The League of American Orchestras is the only national organization dedicated to orchestral music and the institutions and individuals who present, perform, and support it. The League is a leader and champion of America’s orchestras and the music they perform. The association’s diverse membership of more than 2,000 organizations and individuals represents a rich and broad array of interests within the orchestral field including symphony orchestras, community groups, summer festivals, youth orchestras, conservatories, libraries, and more.
Earlier this month we held a reception for returning students and families in the Nashville Symphony Accelerando program to welcome seven new students and families who join Accelerando this fall. It was an exciting occasion at which we celebrated these talented, motivated young musicians, and officially marked the beginning of new year of working together.
The reception brought to a close the long and thorough audition process that began with initial auditions on March 3, through semifinal auditions in April and May, and finalist trial lessons over the summer. We are thrilled to welcome these fine students into the program!
Following up on their success last summer, Vanderbilt University’s Blair School of Music will host the second Adult Summer Chamber Music Institute in July. This special four-day program is the only one of its kind in our area (as far as I know) – a unique opportunity for adult amateur string players to come together and make music in an intimate setting with the guidance of some of the finest string music educators in Nashville.
On May 15, Curb Youth Symphony and the Nashville Symphony combined forces on the stage of Laura Turner Hall for our annual Side By Side concert. Curb Youth Symphony is directed by Carol Nies, and this year’s Side By Side event was conducted for the second year in a row by Nashville Symphony Music Director & Conductor Giancarlo Guerrero. On Monday and Tuesday last week, we enjoyed sharing our symphony home with many of Middle Tennessee’s most accomplished teenage musicians, as they rehearsed and performed alongside our own Nashville Symphony musicians as we prepared for and enjoyed this much anticipated annual event.
Around the country, the school year is coming to a close. For high school students, spring break is fast becoming a distant memory as students complete projects and write papers, cram for End of Course tests, Advanced Placement exams, finals.
Performing arts programs, too, are in the last stages of preparation for the final performances of the year: in many cases, a Spring Concert is the traditional event for youth choir, orchestra, and band programs. These culminating events showcase student achievement over the course of the year, and provide an opportunity for students and parents to to come together and share what has been accomplished.
The Spring Concert can also be an emotional event, as students who have completed their time in the program prepare to move on to the next stage of their lives, and say goodbye to their friends and their teachers. In many cases, the relationships students make in their arts programs are the closest and most impactful relationships they make in high school, and these provide cherished memories that last a lifetime.
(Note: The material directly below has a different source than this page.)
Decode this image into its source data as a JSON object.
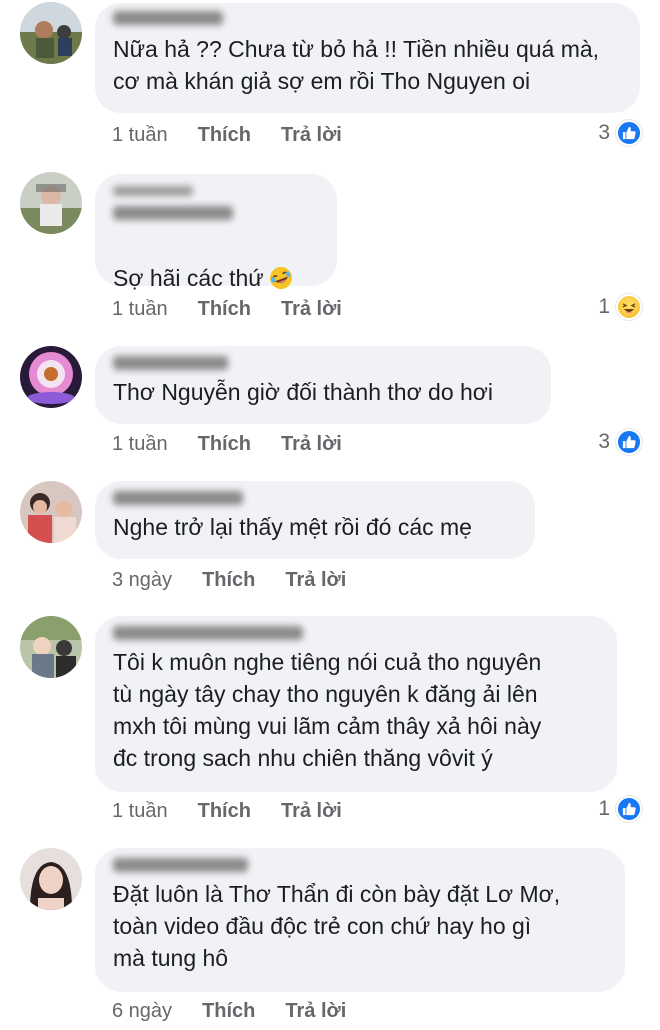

Like many music teachers, I used a simple ceremony at each Spring Concert to mark this passage to the next phase for my students: The Cards. (more…)